Energy & Mining

Bottom of the Barrel

Oil prices suffer as OPEC meeting closes

There were no major surprises at the close of OPEC’s meeting last Thursday in Vienna, except perhaps at how unsuccessful OPEC has been at managing market expectations.

OPEC President Saudi Arabia’s Energy Minister Khalid al-Falih talks to journalists before the beginning of the OPEC meeting in Vienna, Austria, May 25, 2017

Following the decision to cut production taken in November last year, oil prices rallied up. This time round, with the decision to extend these cuts for another nine months, oil prices have plummeted by 3% over the course of a week.

Financial markets are greedy, the oil market no less than the rest. One month ago, nobody knew what the Organization of Petroleum Exporting Countries (OPEC) was going to do when its six-month 1.8 million bopd production cut came to an end.

Then, progressively, through the words of Russian and Saudi dignitaries, it became clearer and clearer that OPEC would not suspend the production limitation and the question remained only about how long the cuts last and how deep they would go.

That was mistake number one.

The impact of the news was quickly factored into the commodity’s market price, climbing a few dollars over the following days.

It also became apparent that the markets expected more than just a 6-month extension. OPEC meetings are well known for their 11th-hour twists and with investors craving a return to the era of high-oil prices.

Then, what would have been good news about the extension of the production cut until the end of 2017 was simply not attractive enough. By mid-may, at a press conference outside the Road and Belt Forum in Beijing, Russian President Vladimir Putin stated that he supported the extension of the production cuts for another nine months, into 1Q2018.

These statements were backed by the Russian and the Saudi oil ministers, and then supported by other OPEC members.

Mistake number two: the price of crude oil climbed by 3.3% as a result, but what the markets now expected, was a 12-month extension or a larger production cut, anything to encourage oil futures trading and to give a glimpse of hope to an actual end to the glut in oil inventories across the world. Alas, there was nothing, no surprises. What had been stated was what was approved, a 9-month extension for the 1.8 million bopd cut, which resulted in inevitable disappointment. For a month, expectations had been mounting and suddenly there was no surprise, no out-of-the-box solution. The price of crude fell 5%, recovering slightly by end of the week, at a 3% loss.

Friends and Foes

The production cuts put in place since January 1 have hardly met OPEC and its allies’ expectations. International oil inventories remain historically high, far above the 2.7 billion barrels of oil five-year average goal that OPEC has imposed on itself to once again balance the oil prices.

Besides financial market hysteria, there are a few other issues with OPEC’s cut extension. Over the last five months, oil inventories have shown little reaction to the production cuts and have only now started to subside, and then only slightly, particularly taking into account the recent rebounds in both Libyan and Nigerian production.

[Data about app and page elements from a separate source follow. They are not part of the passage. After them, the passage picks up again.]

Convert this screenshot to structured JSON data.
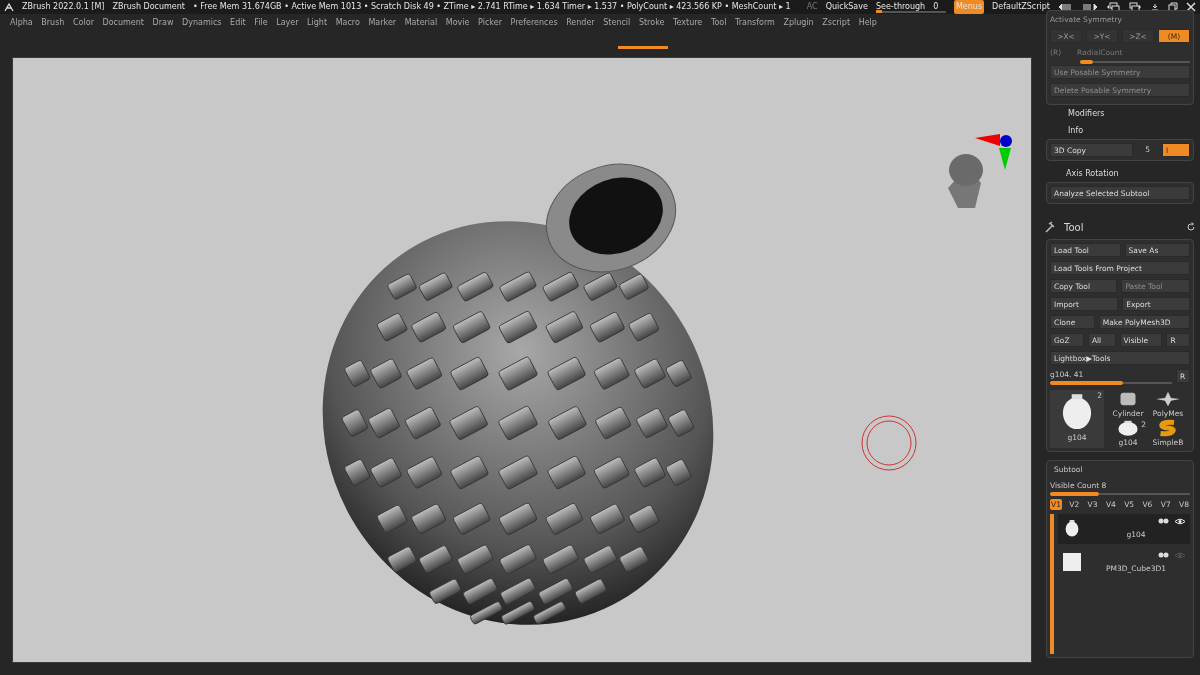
{
  "title_bar": {
    "app_title": "ZBrush 2022.0.1 [M]",
    "document": "ZBrush Document",
    "stats": "• Free Mem 31.674GB • Active Mem 1013 • Scratch Disk 49 •  ZTime ▸ 2.741 RTime ▸ 1.634 Timer ▸ 1.537 • PolyCount ▸ 423.566 KP  • MeshCount ▸ 1",
    "ac": "AC",
    "quicksave": "QuickSave",
    "see_through": {
      "label": "See-through",
      "value": "0",
      "level": 0.05
    },
    "menus": {
      "label": "Menus",
      "on": true
    },
    "script_name": "DefaultZScript"
  },
  "menu_bar": [
    "Alpha",
    "Brush",
    "Color",
    "Document",
    "Draw",
    "Dynamics",
    "Edit",
    "File",
    "Layer",
    "Light",
    "Macro",
    "Marker",
    "Material",
    "Movie",
    "Picker",
    "Preferences",
    "Render",
    "Stencil",
    "Stroke",
    "Texture",
    "Tool",
    "Transform",
    "Zplugin",
    "Zscript",
    "Help"
  ],
  "symmetry": {
    "title": "Activate Symmetry",
    "axes": [
      {
        "label": ">X<",
        "on": false
      },
      {
        "label": ">Y<",
        "on": false
      },
      {
        "label": ">Z<",
        "on": false
      },
      {
        "label": "(M)",
        "on": true
      }
    ],
    "radial": {
      "key": "(R)",
      "label": "RadialCount",
      "level": 0.12
    },
    "buttons": [
      {
        "label": "Use Posable Symmetry",
        "disabled": true
      },
      {
        "label": "Delete Posable Symmetry",
        "disabled": true
      }
    ]
  },
  "sections": [
    {
      "label": "Modifiers"
    },
    {
      "label": "Info"
    }
  ],
  "copy_3d": {
    "label": "3D Copy",
    "value": "5",
    "toggle": {
      "label": "I",
      "on": true
    }
  },
  "axis_rotation": {
    "label": "Axis Rotation",
    "button": "Analyze Selected Subtool"
  },
  "tool": {
    "title": "Tool",
    "button_rows": [
      [
        {
          "label": "Load Tool",
          "disabled": false
        },
        {
          "label": "Save As",
          "disabled": false
        }
      ],
      [
        {
          "label": "Load Tools From Project",
          "disabled": false
        }
      ],
      [
        {
          "label": "Copy Tool",
          "disabled": false
        },
        {
          "label": "Paste Tool",
          "disabled": true
        }
      ],
      [
        {
          "label": "Import",
          "disabled": false
        },
        {
          "label": "Export",
          "disabled": false
        }
      ],
      [
        {
          "label": "Clone",
          "disabled": false
        },
        {
          "label": "Make PolyMesh3D",
          "disabled": false
        }
      ],
      [
        {
          "label": "GoZ",
          "disabled": false
        },
        {
          "label": "All",
          "disabled": false
        },
        {
          "label": "Visible",
          "disabled": false
        },
        {
          "label": "R",
          "disabled": false
        }
      ],
      [
        {
          "label": "Lightbox▶Tools",
          "disabled": false
        }
      ]
    ],
    "slider": {
      "label": "g104. 41",
      "level": 0.6,
      "reset": "R"
    },
    "thumbnails": [
      {
        "kind": "vase",
        "label": "g104",
        "count": "2"
      },
      {
        "kind": "cylinder",
        "label": "Cylinder"
      },
      {
        "kind": "star",
        "label": "PolyMes"
      },
      {
        "kind": "vase",
        "label": "g104",
        "count": "2"
      },
      {
        "kind": "snake",
        "label": "SimpleB"
      }
    ]
  },
  "subtool": {
    "title": "Subtool",
    "visible_count": {
      "label": "Visible Count 8",
      "level": 0.35
    },
    "versions": [
      {
        "label": "V1",
        "selected": true
      },
      {
        "label": "V2",
        "selected": false
      },
      {
        "label": "V3",
        "selected": false
      },
      {
        "label": "V4",
        "selected": false
      },
      {
        "label": "V5",
        "selected": false
      },
      {
        "label": "V6",
        "selected": false
      },
      {
        "label": "V7",
        "selected": false
      },
      {
        "label": "V8",
        "selected": false
      }
    ],
    "items": [
      {
        "kind": "vase",
        "name": "g104",
        "selected": true,
        "visible": true
      },
      {
        "kind": "cube",
        "name": "PM3D_Cube3D1",
        "selected": false,
        "visible": false
      }
    ]
  }
}
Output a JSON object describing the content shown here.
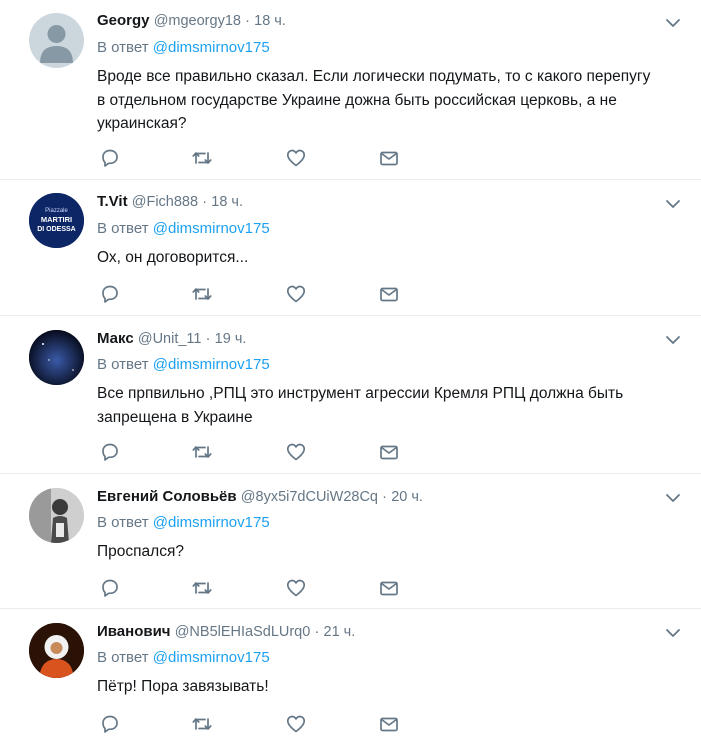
{
  "reply_prefix": "В ответ ",
  "tweets": [
    {
      "name": "Georgy",
      "handle": "@mgeorgy18",
      "dot": "·",
      "time": "18 ч.",
      "mention": "@dimsmirnov175",
      "text": "Вроде все правильно сказал. Если логически подумать, то с какого перепугу в отдельном государстве Украине дожна быть российская церковь, а не украинская?"
    },
    {
      "name": "T.Vit",
      "handle": "@Fich888",
      "dot": "·",
      "time": "18 ч.",
      "mention": "@dimsmirnov175",
      "text": "Ох, он договорится...",
      "avatar_text": [
        "Piazzale",
        "MARTIRI",
        "DI ODESSA"
      ]
    },
    {
      "name": "Макс",
      "handle": "@Unit_11",
      "dot": "·",
      "time": "19 ч.",
      "mention": "@dimsmirnov175",
      "text": "Все прпвильно ,РПЦ это инструмент агрессии Кремля РПЦ должна быть запрещена в Украине"
    },
    {
      "name": "Евгений Соловьёв",
      "handle": "@8yx5i7dCUiW28Cq",
      "dot": "·",
      "time": "20 ч.",
      "mention": "@dimsmirnov175",
      "text": "Проспался?"
    },
    {
      "name": "Иванович",
      "handle": "@NB5lEHIaSdLUrq0",
      "dot": "·",
      "time": "21 ч.",
      "mention": "@dimsmirnov175",
      "text": "Пётр! Пора завязывать!"
    }
  ],
  "colors": {
    "link": "#1da1f2",
    "muted": "#657786",
    "text": "#14171a",
    "divider": "#e6ecf0"
  }
}
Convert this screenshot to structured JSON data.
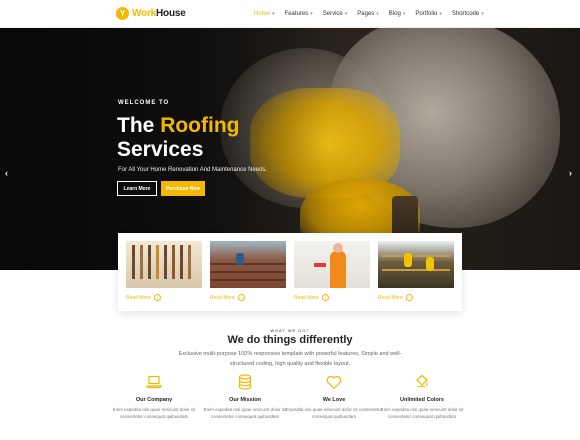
{
  "nav": {
    "logo_work": "Work",
    "logo_house": "House",
    "logo_mark": "Y",
    "items": [
      {
        "label": "Home",
        "active": true
      },
      {
        "label": "Features",
        "active": false
      },
      {
        "label": "Service",
        "active": false
      },
      {
        "label": "Pages",
        "active": false
      },
      {
        "label": "Blog",
        "active": false
      },
      {
        "label": "Portfolio",
        "active": false
      },
      {
        "label": "Shortcode",
        "active": false
      }
    ]
  },
  "hero": {
    "welcome": "WELCOME TO",
    "headline_the": "The",
    "headline_highlight": "Roofing",
    "headline_line2": "Services",
    "subtitle": "For All Your Home Renovation And Maintenance Needs.",
    "learn_more": "Learn More",
    "purchase_now": "Purchase Now",
    "prev_arrow": "‹",
    "next_arrow": "›"
  },
  "cards": [
    {
      "image": "tools-on-wall",
      "more": "Read More"
    },
    {
      "image": "roof-worker",
      "more": "Read More"
    },
    {
      "image": "painter-woman",
      "more": "Read More"
    },
    {
      "image": "construction-workers",
      "more": "Read More"
    }
  ],
  "section": {
    "eyebrow": "WHAT WE DO?",
    "title": "We do things differently",
    "description": "Exclusive multi-purpose 100% responsive template with powerful features, Simple and well-structured coding, high quality and flexible layout."
  },
  "features": [
    {
      "icon": "laptop-icon",
      "title": "Our Company",
      "text": "Enim expedita nisi quae nescuint dolor sit consectetur consequat quibusdam"
    },
    {
      "icon": "stack-icon",
      "title": "Our Mission",
      "text": "Enim expedita nisi quae nescuint dolor sit consectetur consequat quibusdam"
    },
    {
      "icon": "heart-icon",
      "title": "We Love",
      "text": "Expedita nisi quae nescuint dolor sit consectetur consequat quibusdam"
    },
    {
      "icon": "paint-bucket-icon",
      "title": "Unlimited Colors",
      "text": "Enim expedita nisi quae nescuint dolor sit consectetur consequat quibusdam"
    }
  ],
  "colors": {
    "accent": "#f5b800",
    "dark": "#1b1815"
  }
}
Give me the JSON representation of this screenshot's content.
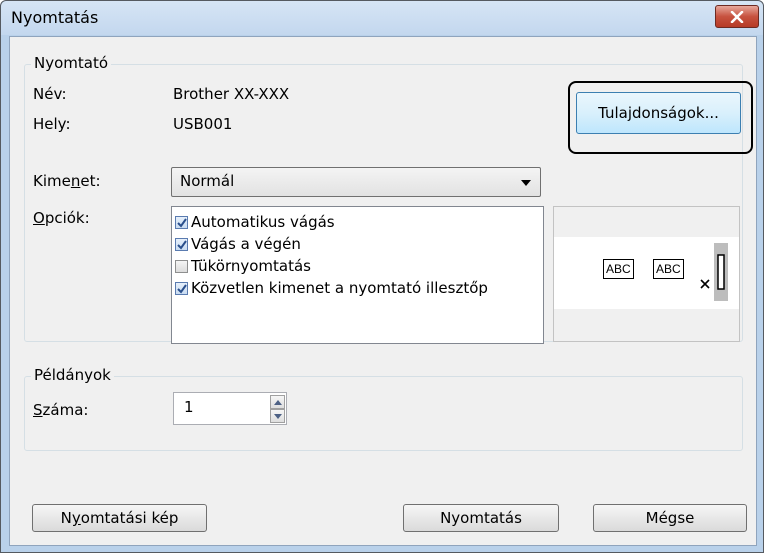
{
  "window": {
    "title": "Nyomtatás"
  },
  "printer_group": {
    "legend": "Nyomtató",
    "name_label": "Név:",
    "name_value": "Brother XX-XXX",
    "location_label": "Hely:",
    "location_value": "USB001",
    "properties_button": "Tulajdonságok..."
  },
  "output": {
    "label_pre": "Kime",
    "label_accel": "n",
    "label_post": "et:",
    "selected": "Normál"
  },
  "options": {
    "label_accel": "O",
    "label_post": "pciók:",
    "items": [
      {
        "label": "Automatikus vágás",
        "checked": true
      },
      {
        "label": "Vágás a végén",
        "checked": true
      },
      {
        "label": "Tükörnyomtatás",
        "checked": false
      },
      {
        "label": "Közvetlen kimenet a nyomtató illesztőp",
        "checked": true
      }
    ],
    "preview_labels": [
      "ABC",
      "ABC"
    ]
  },
  "copies_group": {
    "legend": "Példányok",
    "label_accel": "S",
    "label_post": "záma:",
    "value": "1"
  },
  "buttons": {
    "preview_pre": "N",
    "preview_accel": "y",
    "preview_post": "omtatási kép",
    "print": "Nyomtatás",
    "cancel": "Mégse"
  },
  "colors": {
    "title_bar": "#c3d7ee",
    "close_button": "#c7523f",
    "dialog_bg": "#f0f0f0",
    "check_mark": "#2a4f8c"
  }
}
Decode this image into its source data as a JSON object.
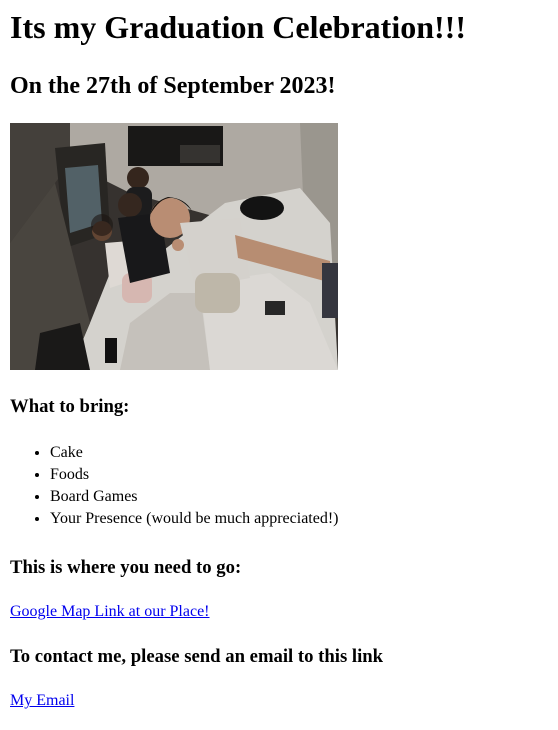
{
  "heading": "Its my Graduation Celebration!!!",
  "date_heading": "On the 27th of September 2023!",
  "photo": {
    "alt": "Four friends taking a selfie on a bed in a dimly lit room"
  },
  "bring_heading": "What to bring:",
  "bring_items": [
    "Cake",
    "Foods",
    "Board Games",
    "Your Presence (would be much appreciated!)"
  ],
  "location_heading": "This is where you need to go:",
  "map_link_text": "Google Map Link at our Place!",
  "contact_heading": "To contact me, please send an email to this link",
  "email_link_text": "My Email",
  "colors": {
    "link": "#0000ee",
    "text": "#000000",
    "background": "#ffffff"
  }
}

In addition, the fact that Iran, one of the main instigators of the initial production cut agreement, remains outside the conditions imposed by the agreement made by the cartels and other non-member allies.

In a way, the simple fact that some OPEC members are managing internal conflict and coming back to stable production is damaging the group’s efforts. Not to forget that Saudi Arabia is about to undergo the world’s biggest IPO in 2018 when it floats 5% of its national oil company Saudi Aramco in the international market and it needs high oil prices to further attract investment.

However, the main problem still remains. North American tight oil remains the main target to hit, and yet it is a target that seems harder and harder to overcome.

When OPEC decided to react to the oil price drop with strengthened production to drive off the American tight oil industry with low oil prices back in 2014, it succeeded only in strengthening it.

Yes, many small companies went bankrupt and production slowed down as prices dropped below production costs, but over the past three years investment in new technologies and processes used in fracking extraction have greatly reduced the cost per barrel, making it much more competitive.

Also, as is the nature of unconventional oil extraction, wells can quickly be closed and reopened every time the global price makes then profitable. This means that every time OPEC cuts production to push oil prices up, a number of tight oil wells open up and start producing in the Permian Basin in the US, pushing the price down again and effectively just cutting into OPEC’s market share.

The cartel is finally understanding that rather then trying to annihilate the US shale production it has to find a way to co-exist with it, although how to do so seems less clear than ever.

In the meantime, two factors overshadow the industry’s near future: the growth of global demand for oil continues to slow down with no signs of change, while interest in renewable energy sources reaches historic highs making these progressively more competitive against oil.